■ **Exercise brief**: Set down the entries that follow exactly as written, leaving out any images.

+++++

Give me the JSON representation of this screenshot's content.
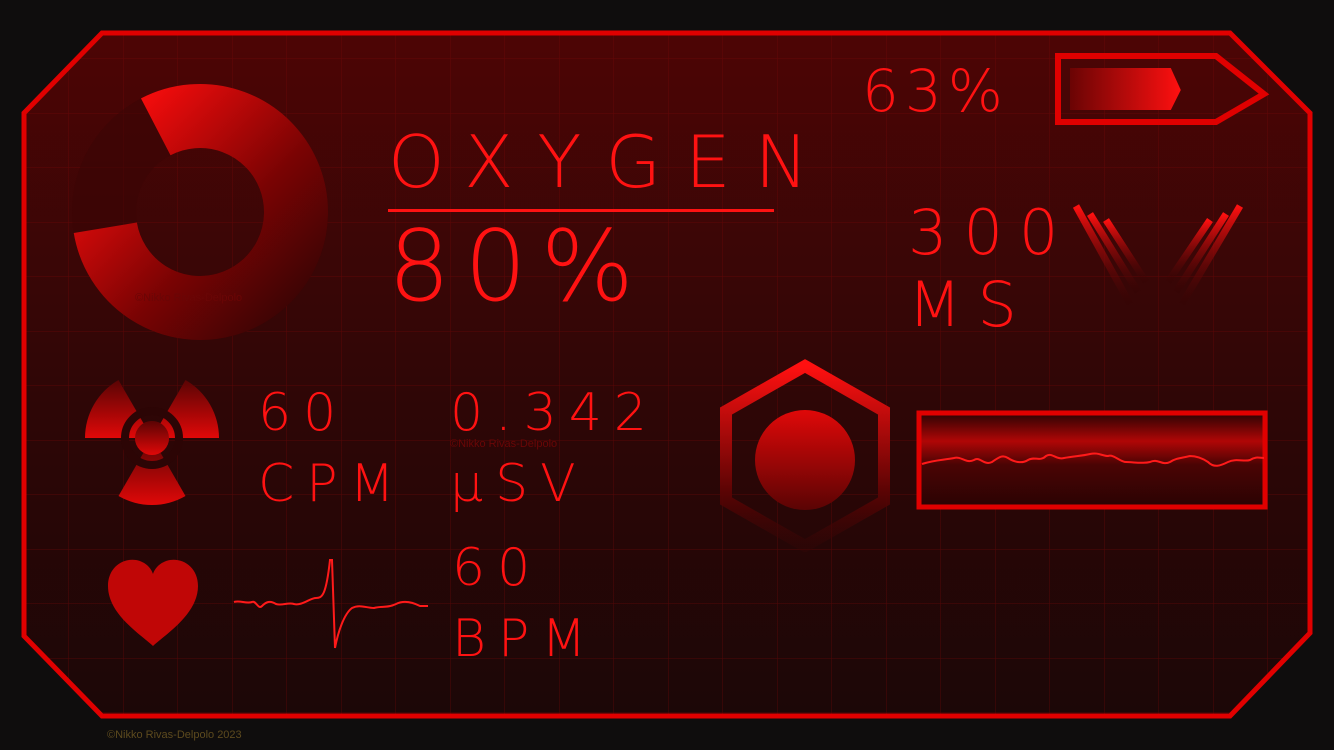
{
  "battery": {
    "label": "63%",
    "level": 0.63
  },
  "oxygen": {
    "label": "OXYGEN",
    "value": "80%",
    "level": 0.8
  },
  "latency": {
    "value": "300",
    "unit": "MS"
  },
  "radiation_cpm": {
    "value": "60",
    "unit": "CPM"
  },
  "radiation_dose": {
    "value": "0.342",
    "unit": "μSV"
  },
  "heart": {
    "value": "60",
    "unit": "BPM"
  },
  "watermarks": [
    "©Nikko Rivas-Delpolo",
    "©Nikko Rivas-Delpolo"
  ],
  "footer": {
    "credit": "©Nikko Rivas-Delpolo 2023"
  },
  "icons": [
    "radiation-icon",
    "heart-icon",
    "signal-icon",
    "hexagon-indicator-icon"
  ],
  "colors": {
    "accent": "#ff1212",
    "frame": "#e00000",
    "panel_top": "#4a0404",
    "panel_bottom": "#1a0606",
    "background": "#0f0d0d"
  }
}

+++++

■ **Solution to the exercise**:
Give me the JSON representation of this screenshot's content.
{
  "battery": {
    "label": "63%",
    "level": 0.63
  },
  "oxygen": {
    "label": "OXYGEN",
    "value": "80%",
    "level": 0.8
  },
  "latency": {
    "value": "300",
    "unit": "MS"
  },
  "radiation_cpm": {
    "value": "60",
    "unit": "CPM"
  },
  "radiation_dose": {
    "value": "0.342",
    "unit": "μSV"
  },
  "heart": {
    "value": "60",
    "unit": "BPM"
  },
  "watermarks": [
    "©Nikko Rivas-Delpolo",
    "©Nikko Rivas-Delpolo"
  ],
  "footer": {
    "credit": "©Nikko Rivas-Delpolo 2023"
  },
  "icons": [
    "radiation-icon",
    "heart-icon",
    "signal-icon",
    "hexagon-indicator-icon"
  ],
  "colors": {
    "accent": "#ff1212",
    "frame": "#e00000",
    "panel_top": "#4a0404",
    "panel_bottom": "#1a0606",
    "background": "#0f0d0d"
  }
}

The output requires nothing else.